(Data items)
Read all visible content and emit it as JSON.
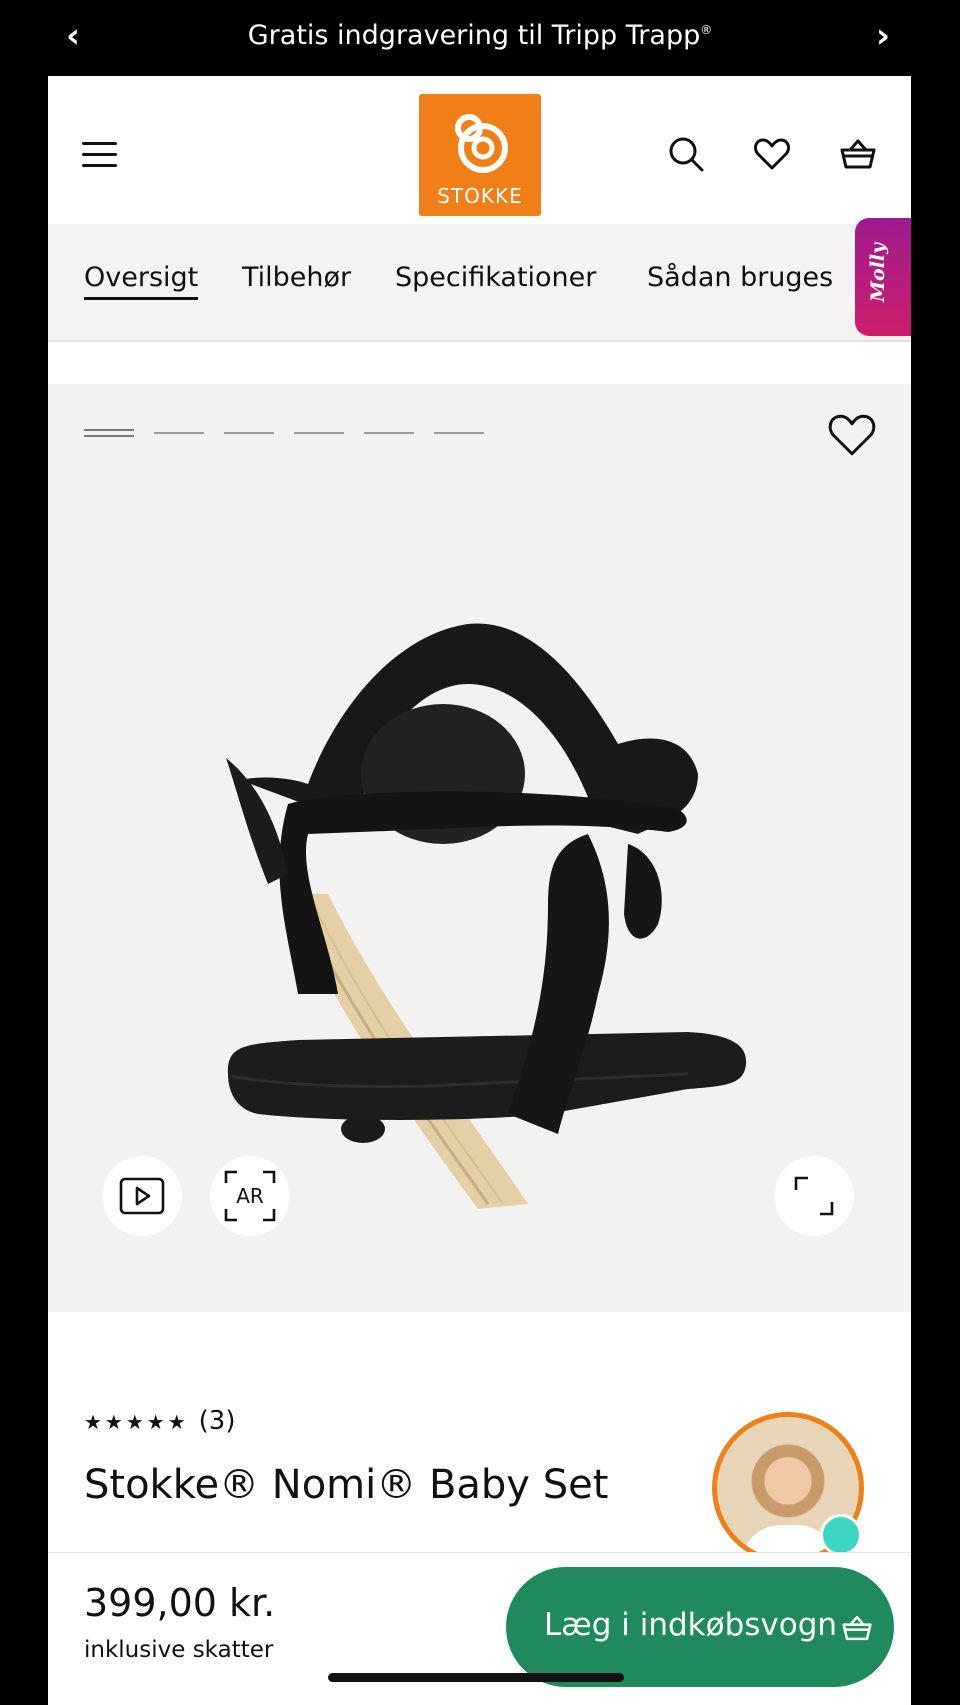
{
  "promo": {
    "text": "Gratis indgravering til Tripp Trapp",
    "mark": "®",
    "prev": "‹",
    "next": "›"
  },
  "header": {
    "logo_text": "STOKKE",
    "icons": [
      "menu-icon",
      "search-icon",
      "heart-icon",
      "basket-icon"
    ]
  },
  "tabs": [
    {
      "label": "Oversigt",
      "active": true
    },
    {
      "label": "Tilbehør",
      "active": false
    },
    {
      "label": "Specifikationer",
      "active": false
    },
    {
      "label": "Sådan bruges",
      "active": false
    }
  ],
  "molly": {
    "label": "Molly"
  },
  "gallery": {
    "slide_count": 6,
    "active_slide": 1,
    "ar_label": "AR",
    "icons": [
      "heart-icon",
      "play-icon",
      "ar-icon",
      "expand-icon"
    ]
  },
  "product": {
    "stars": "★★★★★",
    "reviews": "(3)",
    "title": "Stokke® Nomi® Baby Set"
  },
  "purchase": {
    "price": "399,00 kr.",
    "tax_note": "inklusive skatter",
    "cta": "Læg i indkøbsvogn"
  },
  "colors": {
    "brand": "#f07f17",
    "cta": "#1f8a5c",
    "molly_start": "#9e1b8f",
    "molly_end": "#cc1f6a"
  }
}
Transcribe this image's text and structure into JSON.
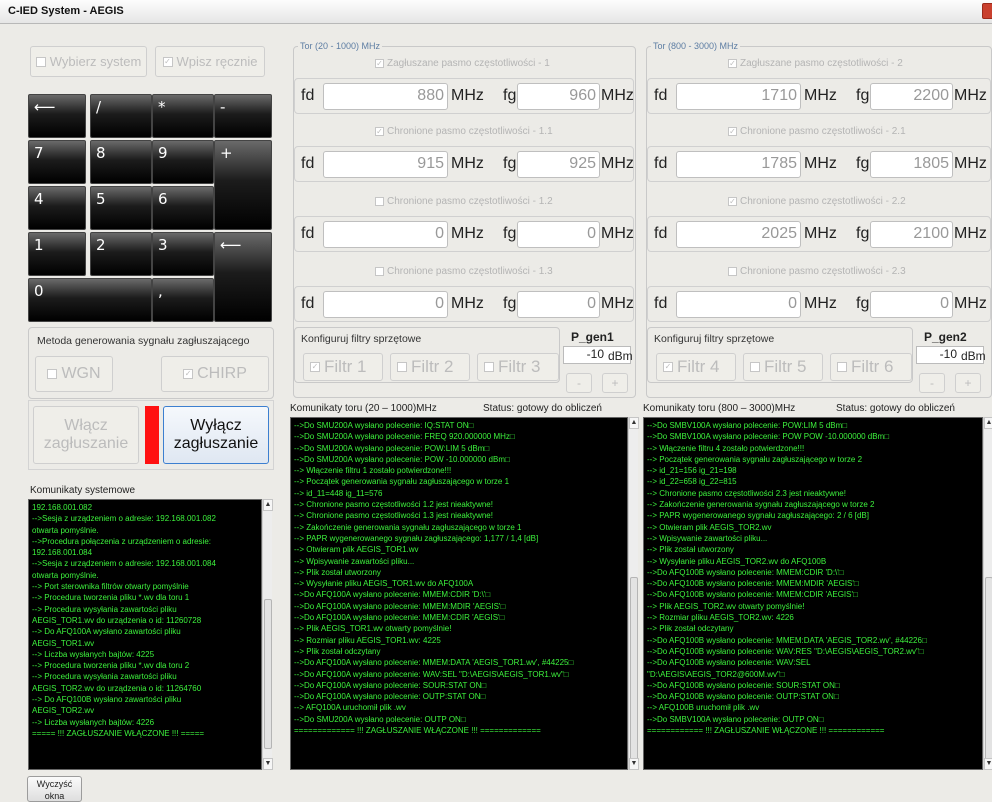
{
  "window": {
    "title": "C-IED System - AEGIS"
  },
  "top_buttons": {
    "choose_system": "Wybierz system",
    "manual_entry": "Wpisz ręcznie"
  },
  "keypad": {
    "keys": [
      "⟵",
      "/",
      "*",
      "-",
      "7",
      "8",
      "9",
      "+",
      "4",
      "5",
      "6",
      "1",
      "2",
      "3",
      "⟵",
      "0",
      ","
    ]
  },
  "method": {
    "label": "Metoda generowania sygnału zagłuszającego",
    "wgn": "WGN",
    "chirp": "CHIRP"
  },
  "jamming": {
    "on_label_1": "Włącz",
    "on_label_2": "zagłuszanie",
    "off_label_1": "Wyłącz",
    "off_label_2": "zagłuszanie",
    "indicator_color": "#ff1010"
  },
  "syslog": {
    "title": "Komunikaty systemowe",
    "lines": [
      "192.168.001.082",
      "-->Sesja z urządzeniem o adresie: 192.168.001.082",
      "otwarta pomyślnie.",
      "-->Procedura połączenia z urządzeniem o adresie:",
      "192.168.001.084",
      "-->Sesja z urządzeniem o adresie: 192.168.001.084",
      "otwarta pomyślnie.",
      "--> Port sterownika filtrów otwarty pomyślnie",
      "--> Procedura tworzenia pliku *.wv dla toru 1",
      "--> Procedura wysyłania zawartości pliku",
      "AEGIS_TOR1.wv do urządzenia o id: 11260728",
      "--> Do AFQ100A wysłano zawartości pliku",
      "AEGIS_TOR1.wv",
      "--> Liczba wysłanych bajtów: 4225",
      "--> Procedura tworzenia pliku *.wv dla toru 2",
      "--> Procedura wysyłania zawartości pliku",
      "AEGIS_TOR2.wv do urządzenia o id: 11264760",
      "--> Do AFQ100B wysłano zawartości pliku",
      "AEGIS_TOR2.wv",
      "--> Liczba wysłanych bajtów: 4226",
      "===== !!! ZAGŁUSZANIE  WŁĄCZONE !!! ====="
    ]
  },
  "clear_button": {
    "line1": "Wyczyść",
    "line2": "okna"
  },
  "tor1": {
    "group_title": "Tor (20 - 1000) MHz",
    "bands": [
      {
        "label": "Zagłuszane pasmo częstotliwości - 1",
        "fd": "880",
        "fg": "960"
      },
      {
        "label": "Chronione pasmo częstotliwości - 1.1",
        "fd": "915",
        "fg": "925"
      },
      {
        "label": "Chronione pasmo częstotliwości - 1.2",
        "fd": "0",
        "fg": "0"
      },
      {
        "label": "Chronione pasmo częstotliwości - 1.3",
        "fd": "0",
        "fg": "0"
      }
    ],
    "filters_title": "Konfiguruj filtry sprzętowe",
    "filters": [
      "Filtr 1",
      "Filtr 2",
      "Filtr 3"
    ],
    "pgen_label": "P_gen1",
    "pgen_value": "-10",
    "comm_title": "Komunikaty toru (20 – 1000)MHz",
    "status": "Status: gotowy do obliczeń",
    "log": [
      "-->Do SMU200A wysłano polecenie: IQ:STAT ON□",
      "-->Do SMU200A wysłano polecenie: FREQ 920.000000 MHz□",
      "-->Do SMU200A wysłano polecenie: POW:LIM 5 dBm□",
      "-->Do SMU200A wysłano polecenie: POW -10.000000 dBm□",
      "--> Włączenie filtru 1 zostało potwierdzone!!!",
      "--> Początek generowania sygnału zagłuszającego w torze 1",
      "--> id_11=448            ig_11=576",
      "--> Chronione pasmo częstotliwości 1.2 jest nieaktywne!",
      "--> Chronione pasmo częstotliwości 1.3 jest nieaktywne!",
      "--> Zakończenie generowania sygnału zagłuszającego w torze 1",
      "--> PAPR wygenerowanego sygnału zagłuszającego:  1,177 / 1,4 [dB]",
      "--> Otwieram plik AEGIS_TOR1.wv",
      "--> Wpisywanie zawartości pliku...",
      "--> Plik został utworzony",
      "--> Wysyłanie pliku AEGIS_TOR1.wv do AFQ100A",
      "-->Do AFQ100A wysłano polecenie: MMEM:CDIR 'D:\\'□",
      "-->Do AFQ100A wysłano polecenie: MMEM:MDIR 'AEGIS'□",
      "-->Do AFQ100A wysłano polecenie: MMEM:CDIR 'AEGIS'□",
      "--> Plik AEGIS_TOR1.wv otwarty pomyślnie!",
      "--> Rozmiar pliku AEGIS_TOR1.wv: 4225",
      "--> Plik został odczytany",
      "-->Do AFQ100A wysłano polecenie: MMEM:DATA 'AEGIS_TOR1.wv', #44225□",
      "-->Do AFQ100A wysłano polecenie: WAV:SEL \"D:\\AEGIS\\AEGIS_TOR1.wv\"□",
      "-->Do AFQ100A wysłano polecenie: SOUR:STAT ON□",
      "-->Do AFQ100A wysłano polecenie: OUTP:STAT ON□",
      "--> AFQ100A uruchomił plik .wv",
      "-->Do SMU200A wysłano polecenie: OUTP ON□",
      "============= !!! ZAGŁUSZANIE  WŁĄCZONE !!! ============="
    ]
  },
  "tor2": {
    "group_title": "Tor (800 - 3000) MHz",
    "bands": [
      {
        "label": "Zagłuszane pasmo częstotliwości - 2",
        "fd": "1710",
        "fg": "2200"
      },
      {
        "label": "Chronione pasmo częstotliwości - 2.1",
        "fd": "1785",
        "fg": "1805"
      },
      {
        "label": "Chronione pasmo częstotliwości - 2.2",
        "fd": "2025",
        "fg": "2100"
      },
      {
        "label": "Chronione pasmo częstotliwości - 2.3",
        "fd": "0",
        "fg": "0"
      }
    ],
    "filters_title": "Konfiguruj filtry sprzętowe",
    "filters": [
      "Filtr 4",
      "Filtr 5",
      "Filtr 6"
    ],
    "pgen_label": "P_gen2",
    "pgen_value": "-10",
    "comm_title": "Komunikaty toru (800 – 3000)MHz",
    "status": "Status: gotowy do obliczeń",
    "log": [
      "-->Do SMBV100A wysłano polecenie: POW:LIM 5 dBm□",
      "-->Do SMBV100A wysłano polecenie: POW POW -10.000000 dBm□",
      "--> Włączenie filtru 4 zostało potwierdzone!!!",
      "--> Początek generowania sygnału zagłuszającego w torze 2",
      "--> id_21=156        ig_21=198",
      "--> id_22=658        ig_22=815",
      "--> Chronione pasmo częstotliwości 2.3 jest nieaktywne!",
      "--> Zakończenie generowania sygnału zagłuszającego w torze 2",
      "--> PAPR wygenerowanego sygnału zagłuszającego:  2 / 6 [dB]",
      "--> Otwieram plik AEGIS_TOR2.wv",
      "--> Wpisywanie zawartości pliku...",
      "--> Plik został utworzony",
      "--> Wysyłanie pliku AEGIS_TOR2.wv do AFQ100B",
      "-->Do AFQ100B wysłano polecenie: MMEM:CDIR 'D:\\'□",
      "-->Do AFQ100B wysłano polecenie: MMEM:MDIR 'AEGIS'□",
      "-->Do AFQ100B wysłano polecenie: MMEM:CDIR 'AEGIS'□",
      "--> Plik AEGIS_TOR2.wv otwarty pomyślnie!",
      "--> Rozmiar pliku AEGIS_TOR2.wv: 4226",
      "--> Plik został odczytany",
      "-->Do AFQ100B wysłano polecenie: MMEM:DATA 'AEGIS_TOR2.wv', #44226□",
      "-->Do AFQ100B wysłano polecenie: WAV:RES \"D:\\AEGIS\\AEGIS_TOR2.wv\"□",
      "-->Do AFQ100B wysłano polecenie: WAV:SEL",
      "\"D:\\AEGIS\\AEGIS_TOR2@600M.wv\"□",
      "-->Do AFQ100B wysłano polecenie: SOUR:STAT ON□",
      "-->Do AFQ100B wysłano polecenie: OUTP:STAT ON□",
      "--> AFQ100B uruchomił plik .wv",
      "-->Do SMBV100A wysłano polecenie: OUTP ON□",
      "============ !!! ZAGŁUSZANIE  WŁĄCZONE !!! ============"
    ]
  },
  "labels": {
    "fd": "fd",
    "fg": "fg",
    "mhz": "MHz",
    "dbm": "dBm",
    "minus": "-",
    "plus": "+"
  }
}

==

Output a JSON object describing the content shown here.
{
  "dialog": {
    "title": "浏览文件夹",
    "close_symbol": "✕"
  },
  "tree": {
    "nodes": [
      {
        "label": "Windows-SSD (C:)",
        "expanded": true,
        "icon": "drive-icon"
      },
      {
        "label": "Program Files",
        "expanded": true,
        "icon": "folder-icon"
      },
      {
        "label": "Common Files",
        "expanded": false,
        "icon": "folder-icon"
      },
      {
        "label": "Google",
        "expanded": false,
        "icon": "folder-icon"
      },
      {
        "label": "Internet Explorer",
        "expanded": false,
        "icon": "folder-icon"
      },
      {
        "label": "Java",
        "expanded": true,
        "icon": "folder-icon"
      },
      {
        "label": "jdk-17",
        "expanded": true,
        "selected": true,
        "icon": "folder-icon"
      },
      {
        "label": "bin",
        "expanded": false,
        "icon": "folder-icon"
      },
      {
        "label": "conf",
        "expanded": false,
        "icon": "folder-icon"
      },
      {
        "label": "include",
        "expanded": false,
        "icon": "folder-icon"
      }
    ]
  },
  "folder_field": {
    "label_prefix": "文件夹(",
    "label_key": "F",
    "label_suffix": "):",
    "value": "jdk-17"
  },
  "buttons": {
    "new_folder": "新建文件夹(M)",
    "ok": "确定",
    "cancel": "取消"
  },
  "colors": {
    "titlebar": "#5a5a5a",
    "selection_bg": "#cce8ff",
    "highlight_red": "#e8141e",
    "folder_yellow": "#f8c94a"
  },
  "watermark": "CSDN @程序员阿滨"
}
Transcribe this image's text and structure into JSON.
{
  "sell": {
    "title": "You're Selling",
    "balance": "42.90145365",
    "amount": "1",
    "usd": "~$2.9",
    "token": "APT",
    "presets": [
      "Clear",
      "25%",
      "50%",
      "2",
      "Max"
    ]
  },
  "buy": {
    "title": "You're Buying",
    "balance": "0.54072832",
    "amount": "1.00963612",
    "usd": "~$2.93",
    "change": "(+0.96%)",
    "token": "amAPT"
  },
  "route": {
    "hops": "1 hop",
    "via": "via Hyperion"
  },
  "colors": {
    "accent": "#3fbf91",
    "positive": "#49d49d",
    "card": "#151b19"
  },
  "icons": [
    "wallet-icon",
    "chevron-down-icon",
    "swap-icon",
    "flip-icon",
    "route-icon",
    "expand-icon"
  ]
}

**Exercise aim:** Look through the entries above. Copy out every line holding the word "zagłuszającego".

**Answer box:**
    "label": "Metoda generowania sygnału zagłuszającego",
      "--> Początek generowania sygnału zagłuszającego w torze 1",
      "--> Zakończenie generowania sygnału zagłuszającego w torze 1",
      "--> PAPR wygenerowanego sygnału zagłuszającego:  1,177 / 1,4 [dB]",
      "--> Początek generowania sygnału zagłuszającego w torze 2",
      "--> Zakończenie generowania sygnału zagłuszającego w torze 2",
      "--> PAPR wygenerowanego sygnału zagłuszającego:  2 / 6 [dB]",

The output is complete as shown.